Support for industrial action increased by almost four percentage points to 37% since last year, when more than a million and a half public sector employees went on strike, a survey of 1,000 workers by recruitment firm Badenoch & Clark found.
Almost nine out of 10 of those questioned said the pension changes and continued pay freezes would hit recruitment of new staff.
Only half of the workers polled said they knew how the reforms would affect them, while one in five did not understand the changes at all.
Matt Gascoigne, of Badenoch & Clark, said: “The public sector has traditionally been able to compete with the private sector for talent by offering attractive benefit packages.
“Pensions have been a key component to this package and it seems that forthcoming changes to pension contributions have not been well received by employees.
“With a third of those surveyed also believing that pay grades should be equal across both the private and public sector, it is important that senior leaders and management refocus attention and re-emphasise the actual career opportunities and potential that the sector has to offer.”
The report said there was “increased dissatisfaction and general confusion” over the planned changes, which have not been accepted by most unions, although some are now consulting their members on whether to accept them.
The survey follows decisions this week by the two biggest teachers’ unions to reject the reforms and to continue their campaigns of opposition.
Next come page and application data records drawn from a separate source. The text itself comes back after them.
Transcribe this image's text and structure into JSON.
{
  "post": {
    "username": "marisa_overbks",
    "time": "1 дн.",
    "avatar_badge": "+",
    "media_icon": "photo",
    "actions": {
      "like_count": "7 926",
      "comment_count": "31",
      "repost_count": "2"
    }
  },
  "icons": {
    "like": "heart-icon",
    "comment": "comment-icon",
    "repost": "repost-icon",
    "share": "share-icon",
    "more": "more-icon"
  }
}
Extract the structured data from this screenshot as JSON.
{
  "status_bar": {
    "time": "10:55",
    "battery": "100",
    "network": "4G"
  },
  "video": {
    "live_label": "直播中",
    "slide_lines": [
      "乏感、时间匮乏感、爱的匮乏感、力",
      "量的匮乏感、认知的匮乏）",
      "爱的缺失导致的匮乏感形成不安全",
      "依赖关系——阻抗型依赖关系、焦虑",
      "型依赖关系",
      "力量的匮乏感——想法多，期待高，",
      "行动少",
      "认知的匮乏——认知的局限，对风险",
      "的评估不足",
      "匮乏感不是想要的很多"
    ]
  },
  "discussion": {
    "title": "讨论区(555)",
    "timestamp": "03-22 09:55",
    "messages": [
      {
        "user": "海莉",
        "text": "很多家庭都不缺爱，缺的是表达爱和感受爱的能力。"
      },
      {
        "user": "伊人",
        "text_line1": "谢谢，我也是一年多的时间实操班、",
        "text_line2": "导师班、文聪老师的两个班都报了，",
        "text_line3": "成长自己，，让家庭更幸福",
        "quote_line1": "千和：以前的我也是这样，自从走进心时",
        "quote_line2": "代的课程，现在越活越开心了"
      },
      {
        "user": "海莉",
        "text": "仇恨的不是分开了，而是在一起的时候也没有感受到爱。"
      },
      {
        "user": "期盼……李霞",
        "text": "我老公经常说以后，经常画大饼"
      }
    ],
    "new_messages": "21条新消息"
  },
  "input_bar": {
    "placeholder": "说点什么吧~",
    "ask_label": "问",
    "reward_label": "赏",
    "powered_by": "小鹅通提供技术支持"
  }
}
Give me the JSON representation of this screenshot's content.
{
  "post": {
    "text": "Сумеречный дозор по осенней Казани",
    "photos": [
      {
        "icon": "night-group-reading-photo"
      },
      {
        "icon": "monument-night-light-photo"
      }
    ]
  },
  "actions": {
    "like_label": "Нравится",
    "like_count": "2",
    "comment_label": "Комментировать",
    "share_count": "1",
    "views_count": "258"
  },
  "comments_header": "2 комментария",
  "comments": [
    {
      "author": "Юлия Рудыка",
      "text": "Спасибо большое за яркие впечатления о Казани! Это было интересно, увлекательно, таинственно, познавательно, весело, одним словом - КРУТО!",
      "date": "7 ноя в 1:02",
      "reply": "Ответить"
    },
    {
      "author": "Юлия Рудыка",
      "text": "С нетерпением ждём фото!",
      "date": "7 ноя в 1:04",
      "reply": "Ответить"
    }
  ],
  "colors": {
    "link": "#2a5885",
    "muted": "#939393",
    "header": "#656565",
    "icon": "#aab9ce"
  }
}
The National Union of Teachers said consultation among its members showed “strong support” for its campaign, including the possibility of further industrial action, while the NASUWT also continued to reject the Government’s final plans and will carry on with its campaign of action short of a strike.